[Data records for software interfaces]
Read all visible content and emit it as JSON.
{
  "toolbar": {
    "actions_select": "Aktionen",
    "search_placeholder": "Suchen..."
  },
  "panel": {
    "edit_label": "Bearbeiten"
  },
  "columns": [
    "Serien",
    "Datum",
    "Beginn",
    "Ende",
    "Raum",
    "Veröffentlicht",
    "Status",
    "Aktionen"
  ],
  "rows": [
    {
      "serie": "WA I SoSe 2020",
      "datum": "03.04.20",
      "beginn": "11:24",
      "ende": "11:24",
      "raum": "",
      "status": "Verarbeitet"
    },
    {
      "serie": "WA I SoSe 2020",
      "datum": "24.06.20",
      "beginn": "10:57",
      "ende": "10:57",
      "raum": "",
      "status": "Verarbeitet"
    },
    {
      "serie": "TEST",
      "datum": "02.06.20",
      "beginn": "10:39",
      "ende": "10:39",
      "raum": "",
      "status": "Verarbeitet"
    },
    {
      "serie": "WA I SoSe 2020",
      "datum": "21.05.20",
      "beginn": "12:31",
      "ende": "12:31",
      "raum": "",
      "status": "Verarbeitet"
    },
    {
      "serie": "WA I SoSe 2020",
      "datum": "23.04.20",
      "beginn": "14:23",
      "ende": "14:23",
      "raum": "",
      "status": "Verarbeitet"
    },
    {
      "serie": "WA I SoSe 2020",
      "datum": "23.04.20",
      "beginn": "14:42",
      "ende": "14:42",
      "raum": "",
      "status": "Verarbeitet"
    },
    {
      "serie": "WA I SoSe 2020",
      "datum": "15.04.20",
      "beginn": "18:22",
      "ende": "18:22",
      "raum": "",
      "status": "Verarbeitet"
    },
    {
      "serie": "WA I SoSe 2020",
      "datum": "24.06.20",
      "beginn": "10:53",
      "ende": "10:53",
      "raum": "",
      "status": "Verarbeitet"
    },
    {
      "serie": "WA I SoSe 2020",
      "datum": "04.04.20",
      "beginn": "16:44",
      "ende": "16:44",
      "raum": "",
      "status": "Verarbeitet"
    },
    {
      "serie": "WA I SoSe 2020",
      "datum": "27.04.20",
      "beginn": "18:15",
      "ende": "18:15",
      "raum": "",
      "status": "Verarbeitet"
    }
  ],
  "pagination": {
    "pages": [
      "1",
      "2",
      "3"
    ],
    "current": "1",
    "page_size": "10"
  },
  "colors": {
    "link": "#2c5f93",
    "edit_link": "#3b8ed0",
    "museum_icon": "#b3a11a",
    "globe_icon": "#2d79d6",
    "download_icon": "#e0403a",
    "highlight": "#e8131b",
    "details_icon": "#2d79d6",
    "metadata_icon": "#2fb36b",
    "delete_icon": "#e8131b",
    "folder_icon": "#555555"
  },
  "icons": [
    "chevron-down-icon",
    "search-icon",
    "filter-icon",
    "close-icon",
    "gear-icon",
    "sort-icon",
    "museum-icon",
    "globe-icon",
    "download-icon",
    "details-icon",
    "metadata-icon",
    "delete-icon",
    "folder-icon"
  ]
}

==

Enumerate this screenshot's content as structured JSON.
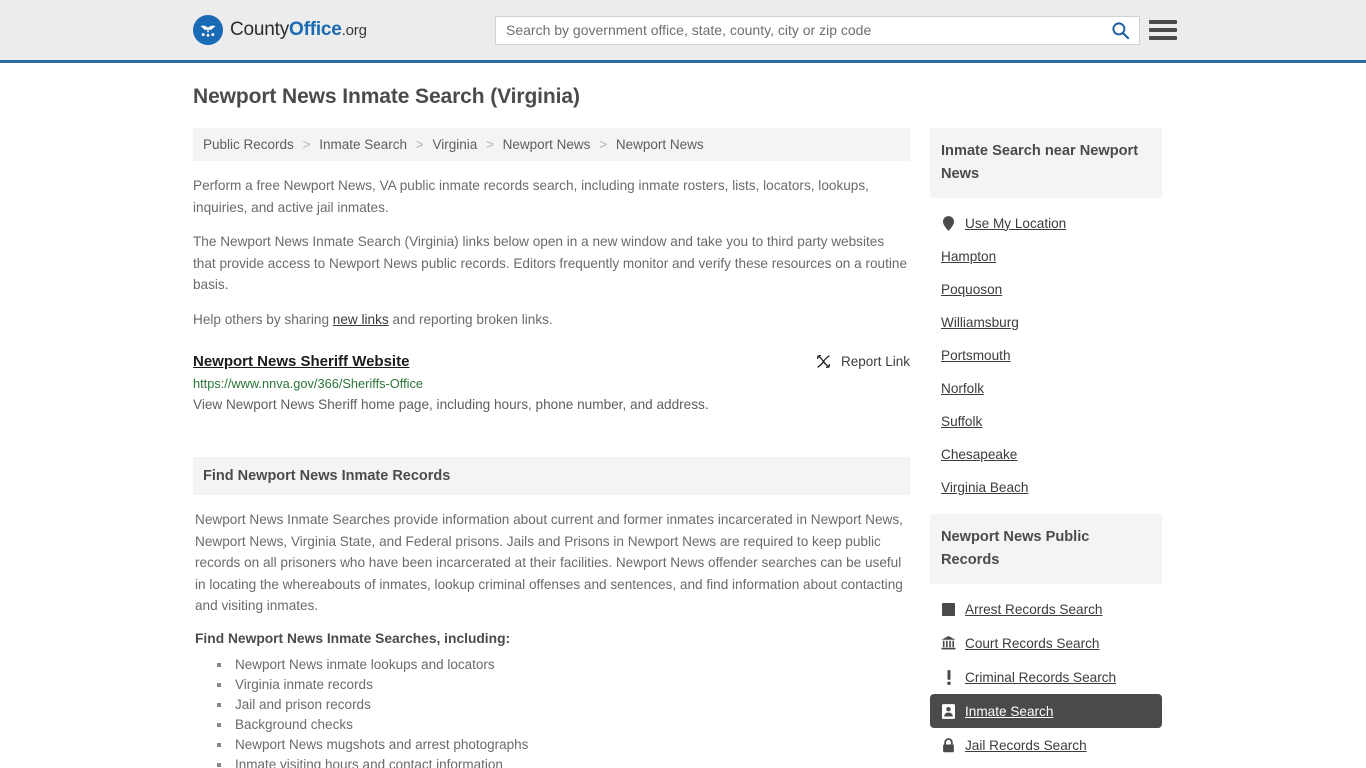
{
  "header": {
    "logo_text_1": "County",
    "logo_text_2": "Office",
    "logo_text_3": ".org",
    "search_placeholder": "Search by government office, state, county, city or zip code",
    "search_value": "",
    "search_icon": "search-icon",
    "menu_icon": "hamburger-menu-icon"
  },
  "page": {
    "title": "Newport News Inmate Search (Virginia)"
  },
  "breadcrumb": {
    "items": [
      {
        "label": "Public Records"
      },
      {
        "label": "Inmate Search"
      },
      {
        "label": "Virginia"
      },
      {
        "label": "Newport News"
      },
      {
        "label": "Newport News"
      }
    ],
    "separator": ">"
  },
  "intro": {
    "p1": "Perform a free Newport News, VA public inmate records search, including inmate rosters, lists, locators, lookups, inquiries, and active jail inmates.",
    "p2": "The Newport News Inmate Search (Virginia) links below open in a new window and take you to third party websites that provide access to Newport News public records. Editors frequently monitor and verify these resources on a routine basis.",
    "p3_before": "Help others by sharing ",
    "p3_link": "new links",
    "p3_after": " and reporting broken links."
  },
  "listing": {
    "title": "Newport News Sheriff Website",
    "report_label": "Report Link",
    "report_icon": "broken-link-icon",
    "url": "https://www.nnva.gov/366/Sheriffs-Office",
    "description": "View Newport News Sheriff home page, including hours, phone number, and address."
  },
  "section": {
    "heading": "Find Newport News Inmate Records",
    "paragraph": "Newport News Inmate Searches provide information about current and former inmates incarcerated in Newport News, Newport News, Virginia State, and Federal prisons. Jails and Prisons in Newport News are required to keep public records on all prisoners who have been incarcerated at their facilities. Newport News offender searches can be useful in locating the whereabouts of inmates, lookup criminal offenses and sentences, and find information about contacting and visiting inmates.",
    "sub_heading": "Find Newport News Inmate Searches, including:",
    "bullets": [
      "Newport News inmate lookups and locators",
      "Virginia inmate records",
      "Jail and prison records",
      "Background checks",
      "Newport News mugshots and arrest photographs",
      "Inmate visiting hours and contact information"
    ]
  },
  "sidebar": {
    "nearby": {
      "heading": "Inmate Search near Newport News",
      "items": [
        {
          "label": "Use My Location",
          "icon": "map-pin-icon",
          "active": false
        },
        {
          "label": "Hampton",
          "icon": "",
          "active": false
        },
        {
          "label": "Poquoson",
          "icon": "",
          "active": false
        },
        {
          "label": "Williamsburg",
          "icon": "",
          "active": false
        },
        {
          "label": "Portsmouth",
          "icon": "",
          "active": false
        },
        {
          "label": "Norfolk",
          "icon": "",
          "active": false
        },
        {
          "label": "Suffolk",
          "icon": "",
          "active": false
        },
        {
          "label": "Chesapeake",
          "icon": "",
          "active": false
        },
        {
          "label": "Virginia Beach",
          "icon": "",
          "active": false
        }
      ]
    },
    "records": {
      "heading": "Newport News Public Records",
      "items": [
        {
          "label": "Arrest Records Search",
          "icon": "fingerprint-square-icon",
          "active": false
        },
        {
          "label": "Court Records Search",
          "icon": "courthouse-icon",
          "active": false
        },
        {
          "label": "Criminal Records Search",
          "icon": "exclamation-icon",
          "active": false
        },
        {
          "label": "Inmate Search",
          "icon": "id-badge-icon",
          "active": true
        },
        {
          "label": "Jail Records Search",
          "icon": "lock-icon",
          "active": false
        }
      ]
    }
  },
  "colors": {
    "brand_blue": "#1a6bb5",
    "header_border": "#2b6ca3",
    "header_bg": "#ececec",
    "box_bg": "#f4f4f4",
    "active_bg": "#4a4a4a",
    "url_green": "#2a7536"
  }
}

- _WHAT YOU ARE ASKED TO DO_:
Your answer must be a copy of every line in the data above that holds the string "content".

- _ANSWER_:
Read all visible content and emit it as JSON.
Enumerate this screenshot's content as structured JSON.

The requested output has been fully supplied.